MATERIAL SUPPLIED START

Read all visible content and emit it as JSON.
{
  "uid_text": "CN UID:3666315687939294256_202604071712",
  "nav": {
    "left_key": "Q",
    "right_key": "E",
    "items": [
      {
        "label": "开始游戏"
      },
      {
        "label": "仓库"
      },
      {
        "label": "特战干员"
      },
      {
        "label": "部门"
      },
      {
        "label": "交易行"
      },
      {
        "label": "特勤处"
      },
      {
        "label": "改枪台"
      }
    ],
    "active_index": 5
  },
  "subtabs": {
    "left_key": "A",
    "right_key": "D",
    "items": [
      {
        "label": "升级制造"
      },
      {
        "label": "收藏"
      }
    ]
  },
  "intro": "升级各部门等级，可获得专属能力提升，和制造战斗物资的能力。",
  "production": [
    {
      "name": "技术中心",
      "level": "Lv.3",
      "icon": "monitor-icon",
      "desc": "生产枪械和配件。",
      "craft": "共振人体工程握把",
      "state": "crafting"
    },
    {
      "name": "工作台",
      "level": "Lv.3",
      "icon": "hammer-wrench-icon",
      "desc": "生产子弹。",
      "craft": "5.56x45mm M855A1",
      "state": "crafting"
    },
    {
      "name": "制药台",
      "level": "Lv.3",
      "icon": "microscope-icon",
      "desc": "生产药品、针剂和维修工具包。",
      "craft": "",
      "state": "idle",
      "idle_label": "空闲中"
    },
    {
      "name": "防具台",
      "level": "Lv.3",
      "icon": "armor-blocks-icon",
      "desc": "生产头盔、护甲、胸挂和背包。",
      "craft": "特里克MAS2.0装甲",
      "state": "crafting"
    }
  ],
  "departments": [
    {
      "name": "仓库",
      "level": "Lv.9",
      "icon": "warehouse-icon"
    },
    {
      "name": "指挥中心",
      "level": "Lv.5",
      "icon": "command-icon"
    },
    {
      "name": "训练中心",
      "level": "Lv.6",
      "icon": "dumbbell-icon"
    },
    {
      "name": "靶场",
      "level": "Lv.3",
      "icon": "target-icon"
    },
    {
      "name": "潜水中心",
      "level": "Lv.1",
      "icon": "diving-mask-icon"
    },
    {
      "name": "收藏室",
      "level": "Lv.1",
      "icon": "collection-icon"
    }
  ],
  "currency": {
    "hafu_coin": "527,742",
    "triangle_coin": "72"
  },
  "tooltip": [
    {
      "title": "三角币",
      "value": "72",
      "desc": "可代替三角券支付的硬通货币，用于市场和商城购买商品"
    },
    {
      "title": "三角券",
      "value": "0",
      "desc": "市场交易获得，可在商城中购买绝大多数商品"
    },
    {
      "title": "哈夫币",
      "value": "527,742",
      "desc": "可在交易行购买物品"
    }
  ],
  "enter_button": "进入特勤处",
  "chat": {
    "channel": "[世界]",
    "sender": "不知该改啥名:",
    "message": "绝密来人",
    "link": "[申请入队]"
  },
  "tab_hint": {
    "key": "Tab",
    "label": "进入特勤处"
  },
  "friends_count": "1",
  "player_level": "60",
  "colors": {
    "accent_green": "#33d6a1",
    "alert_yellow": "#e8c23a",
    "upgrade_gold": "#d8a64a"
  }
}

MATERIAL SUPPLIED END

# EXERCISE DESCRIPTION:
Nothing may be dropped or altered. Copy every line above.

# EXERCISE RESULT:
Read all visible content and emit it as JSON.
{
  "uid_text": "CN UID:3666315687939294256_202604071712",
  "nav": {
    "left_key": "Q",
    "right_key": "E",
    "items": [
      {
        "label": "开始游戏"
      },
      {
        "label": "仓库"
      },
      {
        "label": "特战干员"
      },
      {
        "label": "部门"
      },
      {
        "label": "交易行"
      },
      {
        "label": "特勤处"
      },
      {
        "label": "改枪台"
      }
    ],
    "active_index": 5
  },
  "subtabs": {
    "left_key": "A",
    "right_key": "D",
    "items": [
      {
        "label": "升级制造"
      },
      {
        "label": "收藏"
      }
    ]
  },
  "intro": "升级各部门等级，可获得专属能力提升，和制造战斗物资的能力。",
  "production": [
    {
      "name": "技术中心",
      "level": "Lv.3",
      "icon": "monitor-icon",
      "desc": "生产枪械和配件。",
      "craft": "共振人体工程握把",
      "state": "crafting"
    },
    {
      "name": "工作台",
      "level": "Lv.3",
      "icon": "hammer-wrench-icon",
      "desc": "生产子弹。",
      "craft": "5.56x45mm M855A1",
      "state": "crafting"
    },
    {
      "name": "制药台",
      "level": "Lv.3",
      "icon": "microscope-icon",
      "desc": "生产药品、针剂和维修工具包。",
      "craft": "",
      "state": "idle",
      "idle_label": "空闲中"
    },
    {
      "name": "防具台",
      "level": "Lv.3",
      "icon": "armor-blocks-icon",
      "desc": "生产头盔、护甲、胸挂和背包。",
      "craft": "特里克MAS2.0装甲",
      "state": "crafting"
    }
  ],
  "departments": [
    {
      "name": "仓库",
      "level": "Lv.9",
      "icon": "warehouse-icon"
    },
    {
      "name": "指挥中心",
      "level": "Lv.5",
      "icon": "command-icon"
    },
    {
      "name": "训练中心",
      "level": "Lv.6",
      "icon": "dumbbell-icon"
    },
    {
      "name": "靶场",
      "level": "Lv.3",
      "icon": "target-icon"
    },
    {
      "name": "潜水中心",
      "level": "Lv.1",
      "icon": "diving-mask-icon"
    },
    {
      "name": "收藏室",
      "level": "Lv.1",
      "icon": "collection-icon"
    }
  ],
  "currency": {
    "hafu_coin": "527,742",
    "triangle_coin": "72"
  },
  "tooltip": [
    {
      "title": "三角币",
      "value": "72",
      "desc": "可代替三角券支付的硬通货币，用于市场和商城购买商品"
    },
    {
      "title": "三角券",
      "value": "0",
      "desc": "市场交易获得，可在商城中购买绝大多数商品"
    },
    {
      "title": "哈夫币",
      "value": "527,742",
      "desc": "可在交易行购买物品"
    }
  ],
  "enter_button": "进入特勤处",
  "chat": {
    "channel": "[世界]",
    "sender": "不知该改啥名:",
    "message": "绝密来人",
    "link": "[申请入队]"
  },
  "tab_hint": {
    "key": "Tab",
    "label": "进入特勤处"
  },
  "friends_count": "1",
  "player_level": "60",
  "colors": {
    "accent_green": "#33d6a1",
    "alert_yellow": "#e8c23a",
    "upgrade_gold": "#d8a64a"
  }
}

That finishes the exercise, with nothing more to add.